=== DATASET RECORDS ===
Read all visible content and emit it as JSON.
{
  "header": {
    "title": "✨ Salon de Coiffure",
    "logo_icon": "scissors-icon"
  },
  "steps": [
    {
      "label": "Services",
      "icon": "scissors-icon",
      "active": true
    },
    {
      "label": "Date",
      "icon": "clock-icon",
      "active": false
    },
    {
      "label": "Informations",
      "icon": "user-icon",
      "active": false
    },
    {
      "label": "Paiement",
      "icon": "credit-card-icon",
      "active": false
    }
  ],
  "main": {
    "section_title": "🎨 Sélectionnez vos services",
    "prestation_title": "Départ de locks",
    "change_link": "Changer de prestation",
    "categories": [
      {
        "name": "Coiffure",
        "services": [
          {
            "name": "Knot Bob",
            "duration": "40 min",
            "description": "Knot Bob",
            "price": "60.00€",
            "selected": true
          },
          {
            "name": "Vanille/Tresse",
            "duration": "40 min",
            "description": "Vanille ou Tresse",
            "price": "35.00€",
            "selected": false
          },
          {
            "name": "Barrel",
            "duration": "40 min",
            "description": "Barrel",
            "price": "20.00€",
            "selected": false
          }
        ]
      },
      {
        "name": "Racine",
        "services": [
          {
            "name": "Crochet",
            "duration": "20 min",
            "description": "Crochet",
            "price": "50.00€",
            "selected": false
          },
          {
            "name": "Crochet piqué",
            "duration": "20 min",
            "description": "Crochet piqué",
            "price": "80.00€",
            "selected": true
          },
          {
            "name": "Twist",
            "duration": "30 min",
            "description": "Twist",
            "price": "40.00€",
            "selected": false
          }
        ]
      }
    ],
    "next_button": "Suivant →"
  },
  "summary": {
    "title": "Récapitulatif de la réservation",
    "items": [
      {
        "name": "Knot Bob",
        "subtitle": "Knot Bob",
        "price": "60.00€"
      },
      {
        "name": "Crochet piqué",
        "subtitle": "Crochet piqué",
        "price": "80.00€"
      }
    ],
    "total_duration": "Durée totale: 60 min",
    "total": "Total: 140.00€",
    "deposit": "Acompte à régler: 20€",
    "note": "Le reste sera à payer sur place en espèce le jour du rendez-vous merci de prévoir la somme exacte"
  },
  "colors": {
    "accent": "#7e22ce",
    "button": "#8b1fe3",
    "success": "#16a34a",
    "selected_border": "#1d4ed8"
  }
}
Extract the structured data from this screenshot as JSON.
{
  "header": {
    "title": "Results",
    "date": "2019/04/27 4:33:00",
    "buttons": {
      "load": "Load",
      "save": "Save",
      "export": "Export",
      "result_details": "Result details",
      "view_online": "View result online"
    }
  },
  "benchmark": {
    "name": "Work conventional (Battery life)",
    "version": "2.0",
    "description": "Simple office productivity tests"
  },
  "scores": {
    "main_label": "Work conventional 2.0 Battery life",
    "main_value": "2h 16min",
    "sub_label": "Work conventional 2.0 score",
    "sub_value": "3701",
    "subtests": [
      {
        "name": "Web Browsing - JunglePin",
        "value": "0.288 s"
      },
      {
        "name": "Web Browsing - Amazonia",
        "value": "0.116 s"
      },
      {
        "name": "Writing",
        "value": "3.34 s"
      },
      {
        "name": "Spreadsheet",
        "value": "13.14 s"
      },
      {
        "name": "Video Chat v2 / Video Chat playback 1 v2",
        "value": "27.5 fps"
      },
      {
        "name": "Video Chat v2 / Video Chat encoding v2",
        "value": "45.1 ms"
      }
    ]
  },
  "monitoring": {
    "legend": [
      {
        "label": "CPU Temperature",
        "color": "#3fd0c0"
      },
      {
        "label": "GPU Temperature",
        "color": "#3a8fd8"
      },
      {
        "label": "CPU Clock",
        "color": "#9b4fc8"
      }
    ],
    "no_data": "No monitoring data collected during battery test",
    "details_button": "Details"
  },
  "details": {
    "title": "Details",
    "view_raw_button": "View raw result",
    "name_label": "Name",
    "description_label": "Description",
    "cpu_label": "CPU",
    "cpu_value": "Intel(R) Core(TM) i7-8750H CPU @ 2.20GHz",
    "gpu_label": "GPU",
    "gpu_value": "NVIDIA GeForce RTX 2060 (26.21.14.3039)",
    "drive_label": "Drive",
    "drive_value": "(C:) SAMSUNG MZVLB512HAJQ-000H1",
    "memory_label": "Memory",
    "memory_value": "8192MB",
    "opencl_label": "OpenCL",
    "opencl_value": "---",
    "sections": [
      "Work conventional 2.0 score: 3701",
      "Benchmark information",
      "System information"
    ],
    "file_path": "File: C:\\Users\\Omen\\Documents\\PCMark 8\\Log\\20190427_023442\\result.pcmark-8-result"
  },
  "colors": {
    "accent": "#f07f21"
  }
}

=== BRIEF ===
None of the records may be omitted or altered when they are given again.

=== SOLUTION TO THIS EXERCISE ===
Read all visible content and emit it as JSON.
{
  "header": {
    "title": "✨ Salon de Coiffure",
    "logo_icon": "scissors-icon"
  },
  "steps": [
    {
      "label": "Services",
      "icon": "scissors-icon",
      "active": true
    },
    {
      "label": "Date",
      "icon": "clock-icon",
      "active": false
    },
    {
      "label": "Informations",
      "icon": "user-icon",
      "active": false
    },
    {
      "label": "Paiement",
      "icon": "credit-card-icon",
      "active": false
    }
  ],
  "main": {
    "section_title": "🎨 Sélectionnez vos services",
    "prestation_title": "Départ de locks",
    "change_link": "Changer de prestation",
    "categories": [
      {
        "name": "Coiffure",
        "services": [
          {
            "name": "Knot Bob",
            "duration": "40 min",
            "description": "Knot Bob",
            "price": "60.00€",
            "selected": true
          },
          {
            "name": "Vanille/Tresse",
            "duration": "40 min",
            "description": "Vanille ou Tresse",
            "price": "35.00€",
            "selected": false
          },
          {
            "name": "Barrel",
            "duration": "40 min",
            "description": "Barrel",
            "price": "20.00€",
            "selected": false
          }
        ]
      },
      {
        "name": "Racine",
        "services": [
          {
            "name": "Crochet",
            "duration": "20 min",
            "description": "Crochet",
            "price": "50.00€",
            "selected": false
          },
          {
            "name": "Crochet piqué",
            "duration": "20 min",
            "description": "Crochet piqué",
            "price": "80.00€",
            "selected": true
          },
          {
            "name": "Twist",
            "duration": "30 min",
            "description": "Twist",
            "price": "40.00€",
            "selected": false
          }
        ]
      }
    ],
    "next_button": "Suivant →"
  },
  "summary": {
    "title": "Récapitulatif de la réservation",
    "items": [
      {
        "name": "Knot Bob",
        "subtitle": "Knot Bob",
        "price": "60.00€"
      },
      {
        "name": "Crochet piqué",
        "subtitle": "Crochet piqué",
        "price": "80.00€"
      }
    ],
    "total_duration": "Durée totale: 60 min",
    "total": "Total: 140.00€",
    "deposit": "Acompte à régler: 20€",
    "note": "Le reste sera à payer sur place en espèce le jour du rendez-vous merci de prévoir la somme exacte"
  },
  "colors": {
    "accent": "#7e22ce",
    "button": "#8b1fe3",
    "success": "#16a34a",
    "selected_border": "#1d4ed8"
  }
}
Extract the structured data from this screenshot as JSON.
{
  "header": {
    "title": "Results",
    "date": "2019/04/27 4:33:00",
    "buttons": {
      "load": "Load",
      "save": "Save",
      "export": "Export",
      "result_details": "Result details",
      "view_online": "View result online"
    }
  },
  "benchmark": {
    "name": "Work conventional (Battery life)",
    "version": "2.0",
    "description": "Simple office productivity tests"
  },
  "scores": {
    "main_label": "Work conventional 2.0 Battery life",
    "main_value": "2h 16min",
    "sub_label": "Work conventional 2.0 score",
    "sub_value": "3701",
    "subtests": [
      {
        "name": "Web Browsing - JunglePin",
        "value": "0.288 s"
      },
      {
        "name": "Web Browsing - Amazonia",
        "value": "0.116 s"
      },
      {
        "name": "Writing",
        "value": "3.34 s"
      },
      {
        "name": "Spreadsheet",
        "value": "13.14 s"
      },
      {
        "name": "Video Chat v2 / Video Chat playback 1 v2",
        "value": "27.5 fps"
      },
      {
        "name": "Video Chat v2 / Video Chat encoding v2",
        "value": "45.1 ms"
      }
    ]
  },
  "monitoring": {
    "legend": [
      {
        "label": "CPU Temperature",
        "color": "#3fd0c0"
      },
      {
        "label": "GPU Temperature",
        "color": "#3a8fd8"
      },
      {
        "label": "CPU Clock",
        "color": "#9b4fc8"
      }
    ],
    "no_data": "No monitoring data collected during battery test",
    "details_button": "Details"
  },
  "details": {
    "title": "Details",
    "view_raw_button": "View raw result",
    "name_label": "Name",
    "description_label": "Description",
    "cpu_label": "CPU",
    "cpu_value": "Intel(R) Core(TM) i7-8750H CPU @ 2.20GHz",
    "gpu_label": "GPU",
    "gpu_value": "NVIDIA GeForce RTX 2060 (26.21.14.3039)",
    "drive_label": "Drive",
    "drive_value": "(C:) SAMSUNG MZVLB512HAJQ-000H1",
    "memory_label": "Memory",
    "memory_value": "8192MB",
    "opencl_label": "OpenCL",
    "opencl_value": "---",
    "sections": [
      "Work conventional 2.0 score: 3701",
      "Benchmark information",
      "System information"
    ],
    "file_path": "File: C:\\Users\\Omen\\Documents\\PCMark 8\\Log\\20190427_023442\\result.pcmark-8-result"
  },
  "colors": {
    "accent": "#f07f21"
  }
}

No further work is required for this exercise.